Entries from a dataset of interfaces
━━━━━━━━
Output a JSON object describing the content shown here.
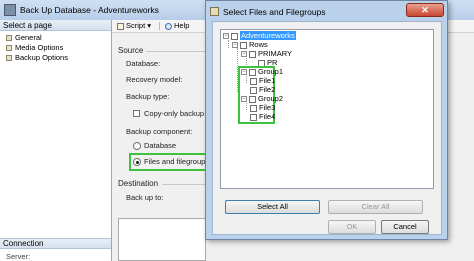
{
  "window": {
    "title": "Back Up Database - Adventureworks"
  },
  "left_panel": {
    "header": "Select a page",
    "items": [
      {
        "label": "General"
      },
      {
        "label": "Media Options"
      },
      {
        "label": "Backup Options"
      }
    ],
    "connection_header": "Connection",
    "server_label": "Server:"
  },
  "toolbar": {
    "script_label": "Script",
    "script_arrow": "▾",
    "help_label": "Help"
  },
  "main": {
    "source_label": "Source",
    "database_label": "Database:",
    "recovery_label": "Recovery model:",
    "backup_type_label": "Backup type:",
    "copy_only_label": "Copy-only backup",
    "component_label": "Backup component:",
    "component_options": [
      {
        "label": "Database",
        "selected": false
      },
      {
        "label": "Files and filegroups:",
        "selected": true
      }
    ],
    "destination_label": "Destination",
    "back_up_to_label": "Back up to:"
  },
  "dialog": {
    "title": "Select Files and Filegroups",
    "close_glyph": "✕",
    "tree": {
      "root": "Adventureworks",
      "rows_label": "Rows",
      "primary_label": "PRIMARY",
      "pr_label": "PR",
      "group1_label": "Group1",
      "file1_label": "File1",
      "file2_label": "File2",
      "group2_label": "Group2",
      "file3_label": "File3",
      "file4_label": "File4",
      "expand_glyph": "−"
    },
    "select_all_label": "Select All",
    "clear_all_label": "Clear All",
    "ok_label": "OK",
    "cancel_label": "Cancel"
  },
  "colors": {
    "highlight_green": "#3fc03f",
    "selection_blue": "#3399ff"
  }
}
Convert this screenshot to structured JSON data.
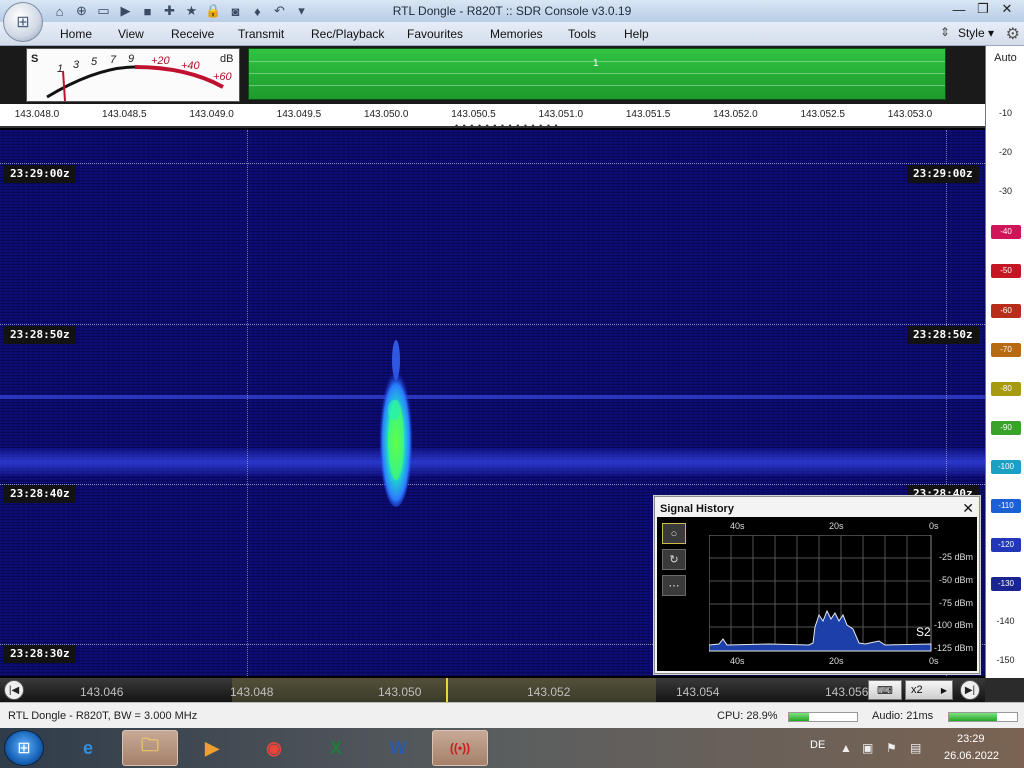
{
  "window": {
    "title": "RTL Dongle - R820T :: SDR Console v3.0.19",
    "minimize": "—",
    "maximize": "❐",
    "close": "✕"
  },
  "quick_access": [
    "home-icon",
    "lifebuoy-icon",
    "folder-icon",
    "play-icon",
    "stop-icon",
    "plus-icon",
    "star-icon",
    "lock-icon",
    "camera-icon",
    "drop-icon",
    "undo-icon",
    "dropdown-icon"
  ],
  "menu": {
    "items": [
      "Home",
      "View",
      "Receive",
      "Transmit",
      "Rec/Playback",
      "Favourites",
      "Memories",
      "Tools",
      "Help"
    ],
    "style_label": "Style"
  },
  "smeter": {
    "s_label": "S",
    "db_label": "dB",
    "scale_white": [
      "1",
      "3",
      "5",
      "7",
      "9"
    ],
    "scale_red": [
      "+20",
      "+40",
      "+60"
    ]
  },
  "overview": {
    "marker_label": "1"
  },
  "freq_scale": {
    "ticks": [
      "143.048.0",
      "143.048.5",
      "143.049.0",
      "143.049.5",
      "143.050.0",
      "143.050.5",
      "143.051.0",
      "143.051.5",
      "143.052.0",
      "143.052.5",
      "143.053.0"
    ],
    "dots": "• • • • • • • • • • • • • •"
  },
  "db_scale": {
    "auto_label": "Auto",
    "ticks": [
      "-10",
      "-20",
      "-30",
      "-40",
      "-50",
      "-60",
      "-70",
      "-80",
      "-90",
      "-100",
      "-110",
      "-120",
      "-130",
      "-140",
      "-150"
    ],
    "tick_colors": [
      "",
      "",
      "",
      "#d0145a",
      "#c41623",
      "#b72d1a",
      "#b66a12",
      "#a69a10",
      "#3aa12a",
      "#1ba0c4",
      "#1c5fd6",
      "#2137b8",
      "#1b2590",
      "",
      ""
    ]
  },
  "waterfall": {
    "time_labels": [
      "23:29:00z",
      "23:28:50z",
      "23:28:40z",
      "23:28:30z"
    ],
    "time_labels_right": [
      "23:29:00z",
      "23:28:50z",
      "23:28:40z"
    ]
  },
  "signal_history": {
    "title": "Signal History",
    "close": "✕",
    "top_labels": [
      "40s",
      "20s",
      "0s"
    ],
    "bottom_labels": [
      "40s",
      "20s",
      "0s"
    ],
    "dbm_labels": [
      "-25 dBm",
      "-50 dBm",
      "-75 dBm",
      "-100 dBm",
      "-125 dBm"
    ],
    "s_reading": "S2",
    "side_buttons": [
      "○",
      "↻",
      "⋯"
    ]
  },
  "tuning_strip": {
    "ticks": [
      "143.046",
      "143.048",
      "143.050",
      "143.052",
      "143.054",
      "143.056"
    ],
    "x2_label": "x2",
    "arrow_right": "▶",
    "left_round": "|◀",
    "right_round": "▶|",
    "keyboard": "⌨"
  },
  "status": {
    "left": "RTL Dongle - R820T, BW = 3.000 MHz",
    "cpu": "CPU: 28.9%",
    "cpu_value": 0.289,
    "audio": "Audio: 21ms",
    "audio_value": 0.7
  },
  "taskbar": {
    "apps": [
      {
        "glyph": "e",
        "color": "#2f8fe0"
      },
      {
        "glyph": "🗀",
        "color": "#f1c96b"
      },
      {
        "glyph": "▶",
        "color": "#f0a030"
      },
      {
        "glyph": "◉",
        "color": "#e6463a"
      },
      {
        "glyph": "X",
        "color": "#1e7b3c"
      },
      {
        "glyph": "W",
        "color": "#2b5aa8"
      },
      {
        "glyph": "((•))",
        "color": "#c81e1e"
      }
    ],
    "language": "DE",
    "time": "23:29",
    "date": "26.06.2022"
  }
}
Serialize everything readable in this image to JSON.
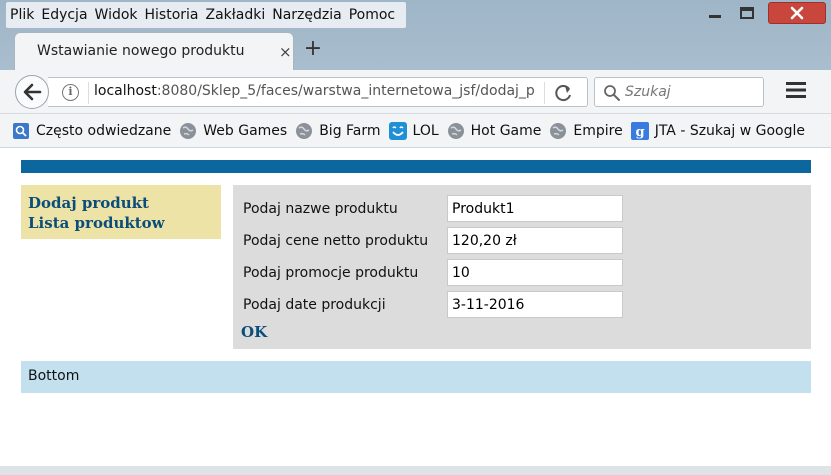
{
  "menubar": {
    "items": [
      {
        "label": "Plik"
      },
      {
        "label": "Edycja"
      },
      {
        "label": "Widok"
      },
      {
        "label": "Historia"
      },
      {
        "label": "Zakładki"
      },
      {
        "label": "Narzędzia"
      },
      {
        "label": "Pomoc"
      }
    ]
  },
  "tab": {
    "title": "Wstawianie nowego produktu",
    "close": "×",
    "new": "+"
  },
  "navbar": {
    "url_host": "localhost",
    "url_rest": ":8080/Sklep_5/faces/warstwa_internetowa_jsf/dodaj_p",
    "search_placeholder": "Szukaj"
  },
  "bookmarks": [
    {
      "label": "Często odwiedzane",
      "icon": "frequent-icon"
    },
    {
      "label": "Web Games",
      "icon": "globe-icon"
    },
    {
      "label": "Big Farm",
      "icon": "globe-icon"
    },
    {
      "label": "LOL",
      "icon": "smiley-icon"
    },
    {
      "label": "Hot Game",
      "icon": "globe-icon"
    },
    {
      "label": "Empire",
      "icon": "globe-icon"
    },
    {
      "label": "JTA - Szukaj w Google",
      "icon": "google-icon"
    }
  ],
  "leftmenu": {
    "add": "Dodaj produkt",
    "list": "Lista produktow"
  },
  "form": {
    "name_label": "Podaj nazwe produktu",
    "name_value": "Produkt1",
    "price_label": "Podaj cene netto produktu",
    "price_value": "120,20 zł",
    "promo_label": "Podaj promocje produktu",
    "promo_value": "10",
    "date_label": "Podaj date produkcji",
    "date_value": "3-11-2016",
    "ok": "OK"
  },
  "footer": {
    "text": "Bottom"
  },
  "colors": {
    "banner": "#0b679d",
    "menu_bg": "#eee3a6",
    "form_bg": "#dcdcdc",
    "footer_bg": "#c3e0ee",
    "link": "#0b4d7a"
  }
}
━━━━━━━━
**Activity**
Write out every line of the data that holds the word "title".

**Answer to this exercise**
    "title": "Back Up Database - Adventureworks"
    "title": "Select Files and Filegroups",
    "title": "RTL Dongle - R820T :: SDR Console v3.0.19",
    "title": "Signal History",
    "title": "Wstawianie nowego produktu",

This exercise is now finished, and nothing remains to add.